A food revolution has been underway for decades, but it hasn’t been “of, by and for the people”.  It has been described in some circles as a corporate takeover of the global food system designed to concentrate profits at multinational corporations, all under the guise of feeding the world. The biotech industry has systematically transferred ownership of seeds from the world’s people to corporate entities through a very legal patenting process. The effect of these actions has created a serious reduction of food options across the globe, an increase in energy costs, and symptoms of global warming from factory farming and transportation of foods across thousands of miles.

So, what is GMO? Genetically Modified Organism is the end result of manipulating the genetic characteristics of everyday products that you and I consume or use, such as wheat, soy, corn, potatoes, papaya, sugar beets, canola oil,  apples, salmon, cotton, and squash, among others. Based on independent research that shows serious health risks to animals and humans, more than 30 other countries have banned or require labeling of food and products grown with or contaminated by GMO seeds. The United States is the largest producer in the world of GMO foods and products, and presently more than 70% of the foods consumed by the U.S. public contain GMO’s.

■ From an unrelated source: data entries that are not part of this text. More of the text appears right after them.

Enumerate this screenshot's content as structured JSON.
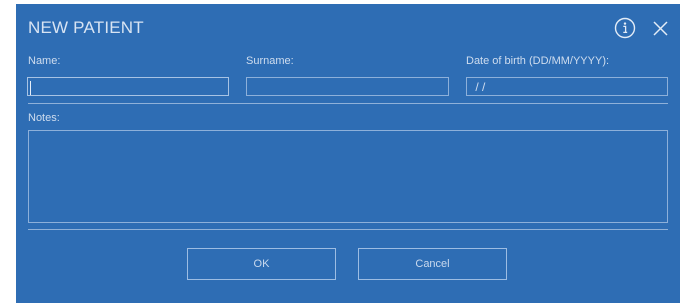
{
  "dialog": {
    "title": "NEW PATIENT",
    "info_icon": "info-circle-icon",
    "close_icon": "close-x-icon"
  },
  "form": {
    "name_label": "Name:",
    "name_value": "",
    "surname_label": "Surname:",
    "surname_value": "",
    "dob_label": "Date of birth (DD/MM/YYYY):",
    "dob_placeholder": " / /",
    "notes_label": "Notes:",
    "notes_value": ""
  },
  "buttons": {
    "ok_label": "OK",
    "cancel_label": "Cancel"
  },
  "colors": {
    "background": "#2e6db4",
    "border": "#8db0da",
    "text": "#cfddef"
  }
}
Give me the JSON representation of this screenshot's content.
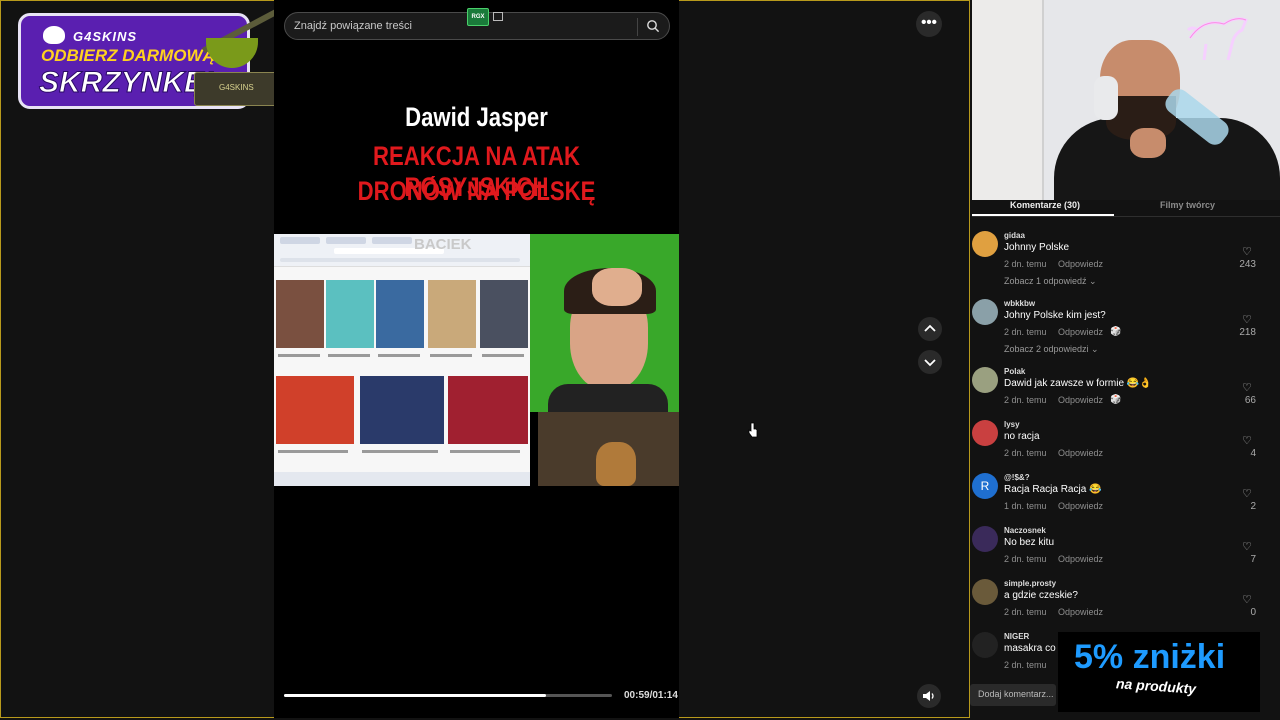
{
  "promo": {
    "brand": "G4SKINS",
    "line1": "ODBIERZ DARMOWĄ",
    "line2": "SKRZYNKĘ!",
    "crate_label": "G4SKINS"
  },
  "search": {
    "placeholder": "Znajdź powiązane treści",
    "badge": "RGX"
  },
  "video": {
    "title": "Dawid Jasper",
    "subtitle_line1": "REAKCJA NA ATAK ROSYJSKICH",
    "subtitle_line2": "DRONÓW NA POLSKĘ",
    "watermark": "BACIEK",
    "progress": 0.8,
    "time": "00:59/01:14"
  },
  "comments_panel": {
    "tabs": [
      "Komentarze (30)",
      "Filmy twórcy"
    ],
    "active_tab": 0,
    "reply_label": "Odpowiedz",
    "comments": [
      {
        "user": "gidaa",
        "text": "Johnny Polske",
        "time": "2 dn. temu",
        "likes": "243",
        "more": "Zobacz 1 odpowiedź ⌄",
        "avatar_color": "#e0a040",
        "emoji": ""
      },
      {
        "user": "wbkkbw",
        "text": "Johny Polske kim jest?",
        "time": "2 dn. temu",
        "likes": "218",
        "more": "Zobacz 2 odpowiedzi ⌄",
        "avatar_color": "#8aa0a8",
        "emoji": "🎲"
      },
      {
        "user": "Polak",
        "text": "Dawid jak zawsze w formie 😂👌",
        "time": "2 dn. temu",
        "likes": "66",
        "more": "",
        "avatar_color": "#9aa080",
        "emoji": "🎲"
      },
      {
        "user": "lysy",
        "text": "no racja",
        "time": "2 dn. temu",
        "likes": "4",
        "more": "",
        "avatar_color": "#c94040",
        "emoji": ""
      },
      {
        "user": "@!$&?",
        "text": "Racja Racja Racja 😂",
        "time": "1 dn. temu",
        "likes": "2",
        "more": "",
        "avatar_color": "#1f6fd0",
        "emoji": "",
        "avatar_letter": "R"
      },
      {
        "user": "Naczosnek",
        "text": "No bez kitu",
        "time": "2 dn. temu",
        "likes": "7",
        "more": "",
        "avatar_color": "#3a2a5a",
        "emoji": ""
      },
      {
        "user": "simple.prosty",
        "text": "a gdzie czeskie?",
        "time": "2 dn. temu",
        "likes": "0",
        "more": "",
        "avatar_color": "#6a5a3a",
        "emoji": ""
      },
      {
        "user": "NIGER",
        "text": "masakra co",
        "time": "2 dn. temu",
        "likes": "",
        "more": "",
        "avatar_color": "#222222",
        "emoji": ""
      }
    ],
    "add_comment_placeholder": "Dodaj komentarz..."
  },
  "discount": {
    "main": "5% zniżki",
    "sub": "na produkty"
  },
  "colors": {
    "accent_red": "#e0191d",
    "promo_purple": "#5a1fb0",
    "discount_blue": "#1e9bff"
  }
}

Most critically, foods grown from GMO seeds are shown to require increasing amounts of pesticides, insecticides and herbicides during the growing season, mostly applied during aerial and ground spraying, but also by engineering the “harmful” qualities directly into the seeds themselves.

Personal and global health begins at the grocery store and extends to the home. By reading labels, buying products that don’t contain GMO’s, and by shopping wisely, we can decrease the incidence of GMO’s and chemicals in our bodies and our homes.

Image: Natalie Maynor